>       due to the large FlowMonID space.
>    o  L: Loss flag as defined in [RFC8321];
>    o  D: Delay flag as defined in [RFC8321];
>    o  Reserved: is reserved for further use.  These bits MUST be set to
>       zero on transmission and ignored on receipt.



> 4.  AltMark: EH Option or SRH TLV
>    Using a new EH Option assumes that all routers in the domain support
>    this type of headers even if an unrecognized EH Option may be just
>    ignored without impacting the traffic.  So, the new AltMark Option
>    Layout seems the best way to implement the Alternate Marking method.
>    It is important to highlight that the Option Layout can be used both
>    as Destination Option and as Hop-By-Hop Option depending on the Use
>    Cases.  In general, it is needed to perform both end-to-end and hop-
>    by-hop measurements, and the alternate marking methodology in
>    [RFC8321] allows, by definition, both performance measurements.
>    So, Hop-By-Hop Options Header or Destination Options Header can be
>    used based on the chosen type of performance measurement.

Remove “So, “

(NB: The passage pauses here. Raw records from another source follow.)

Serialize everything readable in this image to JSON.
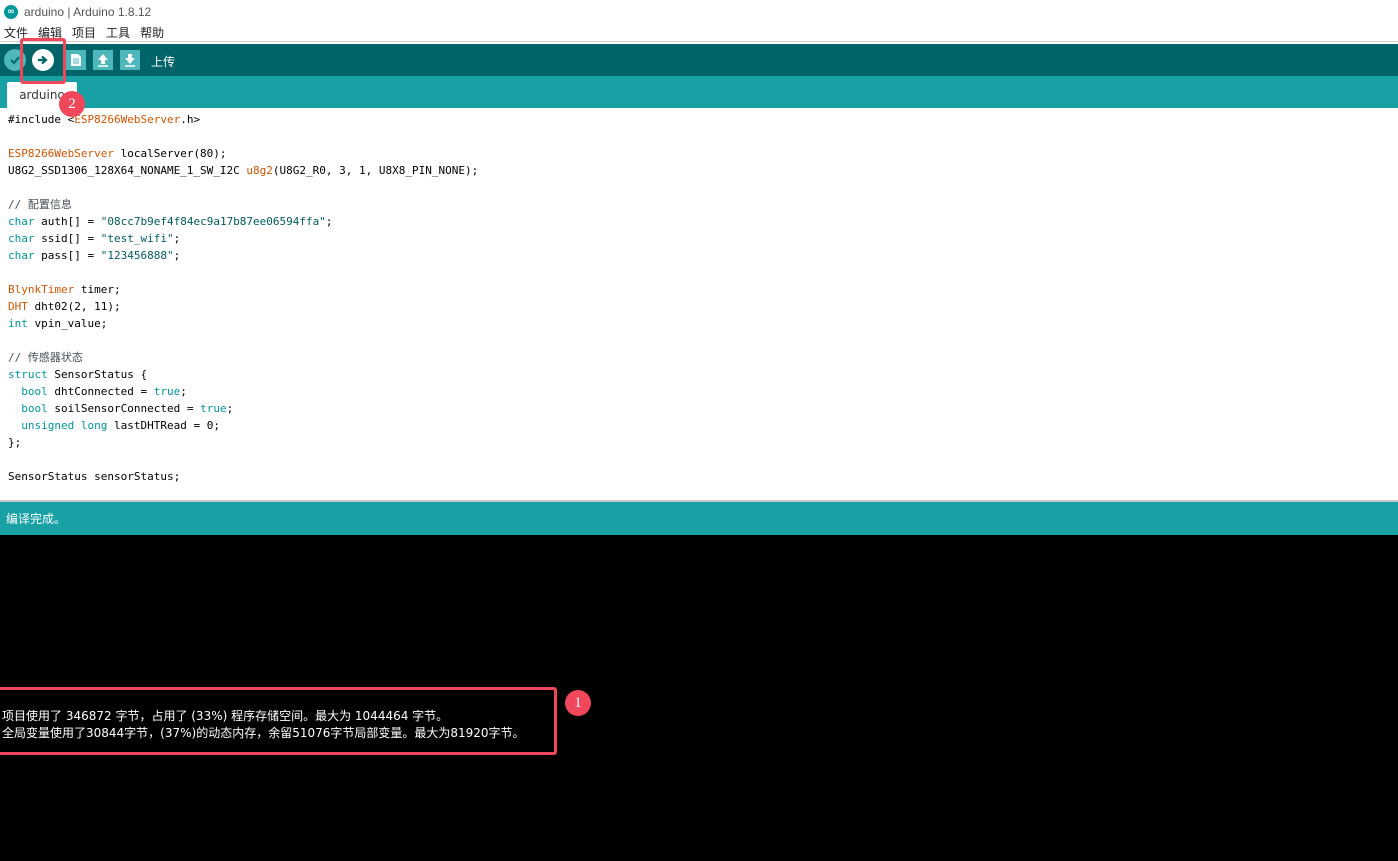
{
  "window": {
    "title": "arduino | Arduino 1.8.12",
    "logo_text": "∞"
  },
  "menu": [
    "文件",
    "编辑",
    "项目",
    "工具",
    "帮助"
  ],
  "toolbar": {
    "hover_label": "上传"
  },
  "tab": {
    "label": "arduino"
  },
  "code": [
    [
      {
        "t": "#include <",
        "c": ""
      },
      {
        "t": "ESP8266WebServer",
        "c": "k-type"
      },
      {
        "t": ".h>",
        "c": ""
      }
    ],
    [],
    [
      {
        "t": "ESP8266WebServer",
        "c": "k-type"
      },
      {
        "t": " localServer(80);",
        "c": ""
      }
    ],
    [
      {
        "t": "U8G2_SSD1306_128X64_NONAME_1_SW_I2C ",
        "c": ""
      },
      {
        "t": "u8g2",
        "c": "k-type"
      },
      {
        "t": "(U8G2_R0, 3, 1, U8X8_PIN_NONE);",
        "c": ""
      }
    ],
    [],
    [
      {
        "t": "// 配置信息",
        "c": "k-cmt"
      }
    ],
    [
      {
        "t": "char",
        "c": "k-kw"
      },
      {
        "t": " auth[] = ",
        "c": ""
      },
      {
        "t": "\"08cc7b9ef4f84ec9a17b87ee06594ffa\"",
        "c": "k-str"
      },
      {
        "t": ";",
        "c": ""
      }
    ],
    [
      {
        "t": "char",
        "c": "k-kw"
      },
      {
        "t": " ssid[] = ",
        "c": ""
      },
      {
        "t": "\"test_wifi\"",
        "c": "k-str"
      },
      {
        "t": ";",
        "c": ""
      }
    ],
    [
      {
        "t": "char",
        "c": "k-kw"
      },
      {
        "t": " pass[] = ",
        "c": ""
      },
      {
        "t": "\"123456888\"",
        "c": "k-str"
      },
      {
        "t": ";",
        "c": ""
      }
    ],
    [],
    [
      {
        "t": "BlynkTimer",
        "c": "k-type"
      },
      {
        "t": " timer;",
        "c": ""
      }
    ],
    [
      {
        "t": "DHT",
        "c": "k-type"
      },
      {
        "t": " dht02(2, 11);",
        "c": ""
      }
    ],
    [
      {
        "t": "int",
        "c": "k-kw"
      },
      {
        "t": " vpin_value;",
        "c": ""
      }
    ],
    [],
    [
      {
        "t": "// 传感器状态",
        "c": "k-cmt"
      }
    ],
    [
      {
        "t": "struct",
        "c": "k-kw"
      },
      {
        "t": " SensorStatus {",
        "c": ""
      }
    ],
    [
      {
        "t": "  ",
        "c": ""
      },
      {
        "t": "bool",
        "c": "k-kw"
      },
      {
        "t": " dhtConnected = ",
        "c": ""
      },
      {
        "t": "true",
        "c": "k-kw"
      },
      {
        "t": ";",
        "c": ""
      }
    ],
    [
      {
        "t": "  ",
        "c": ""
      },
      {
        "t": "bool",
        "c": "k-kw"
      },
      {
        "t": " soilSensorConnected = ",
        "c": ""
      },
      {
        "t": "true",
        "c": "k-kw"
      },
      {
        "t": ";",
        "c": ""
      }
    ],
    [
      {
        "t": "  ",
        "c": ""
      },
      {
        "t": "unsigned",
        "c": "k-kw"
      },
      {
        "t": " ",
        "c": ""
      },
      {
        "t": "long",
        "c": "k-kw"
      },
      {
        "t": " lastDHTRead = 0;",
        "c": ""
      }
    ],
    [
      {
        "t": "};",
        "c": ""
      }
    ],
    [],
    [
      {
        "t": "SensorStatus sensorStatus;",
        "c": ""
      }
    ]
  ],
  "status": {
    "message": "编译完成。"
  },
  "console": {
    "lines": [
      "项目使用了 346872 字节，占用了 (33%) 程序存储空间。最大为 1044464 字节。",
      "全局变量使用了30844字节，(37%)的动态内存，余留51076字节局部变量。最大为81920字节。"
    ]
  },
  "annotations": {
    "badge_1": "1",
    "badge_2": "2",
    "color": "#f0475a"
  },
  "colors": {
    "toolbar": "#006468",
    "tabbar": "#17a1a5",
    "button": "#4db7bb"
  }
}
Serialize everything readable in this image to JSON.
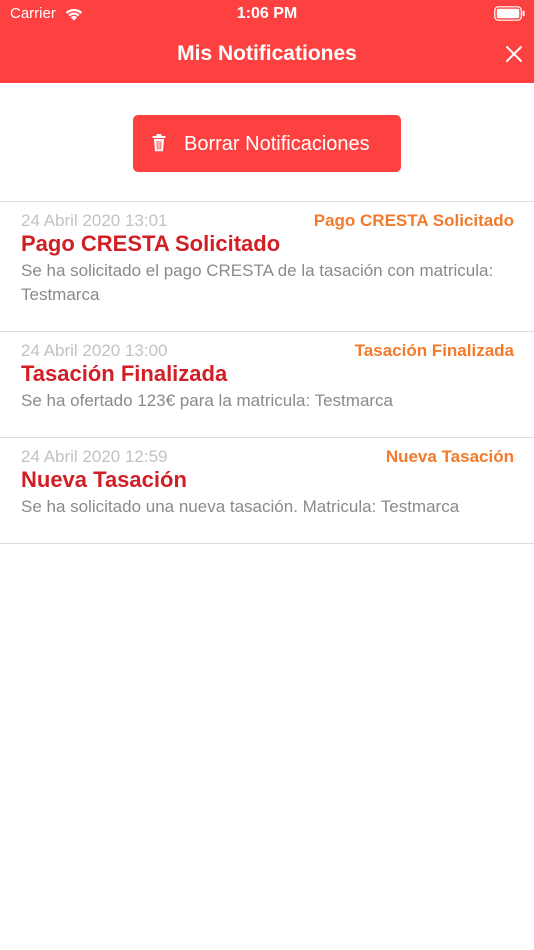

>    SRv6 leverages the Segment Routing header which consists of a new
>    type of routing header.  Like any other use case of IPv6, HBH and
>    Destination options are useable when SRv6 header is present.  Because
>    SRv6 is a routing header, destination options before the routing
>    header are processed by each destination in the route list.

Why is this necessary?

>    SRH TLV can also be used to encode the AltMark Data Fields for SRv6.
>    Furthermore, the intermediated nodes that are not in the SID list may
>    consider the SRH as a green field, therefore they cannot support and
>    bypass or support and dig into the SRH TLV.
>    In summary, it is possible to list the alternative options:
>       Destination Option => measurement only by node in Destination
>       Address.
>       Hop-By-Hop Option => every router on the path with feature
>       enabled.
>       SRH TLV => every node along the SR path.

I think this is only nodes that are identities in the SR path, not ever node along the SR path.

>       Destination Option + SRH => every node along the SR path.
>    Note that the SRH TLV and Destination Option + SRH can be considered
>    equivalent so in this case it may be preferred to use the SRH.
>    Both [RFC7045] and [RFC8200] do not recommend the introduction of new
>    Hop-by-Hop Options headers because nodes may be configured to ignore,
>    drop or assign to a slow processing path.  But, in case of the
>    AltMark data fields described in this document, the new hop-by-hop
>    option is needed for OAM and an intermediate node can read it or not
>    but, this does not affect the packet behavior.  The source node is
>    the only one that writes the hop-by-hop option to mark alternately
>    the flow, so, the performance measurement can be done for those nodes
>    configured to read this option, while the others are simply not
>    considered for the metrics.  Moreover, in case of SRv6, the use of
>    SRH TLV for every node along the SR path is a good choice to
>    implement hop-by-hop measurements.
>    In addition to the previous alternatives, for legacy network it is
>    possible to mention a non-conventional application of the SRH TLV and
>    Destination Option for the hop-by-hop usage.  [RFC8200] defines that
>    the nodes along a path examine and process the Hop-by-Hop Options
>    header only if HBH processing is explicitly configured.  On the other
>    hand, using the SRH TLV or Destination Option for hop-by-hop action
>    would cause worse performance than Hop-By-Hop.  The only motivation
>    for hiding the hop-by-hop options inside of destination options can
>    be for compatibility reasons but in general it is not recommended.

“hiding” ?   I don’t follow, they aren’t hidden, destination options are processed at the destination.  Please rewrite.

> 5.  Alternate Marking Method Operation
>    [RFC8321] and [I-D.ietf-ippm-multipoint-alt-mark] describe in detail
>    the methodology.
> 6.  Security Considerations
>    tbc

This needs to be looked at.

> 7.  IANA Considerations
>    The option type should be assigned in IANA's "Destination Options and
>    Hop-by-Hop Options" registry.  Also, the TLV type should be assigned
>    from Segment Routing Header TLVs Registry.

Remove the request TLV type.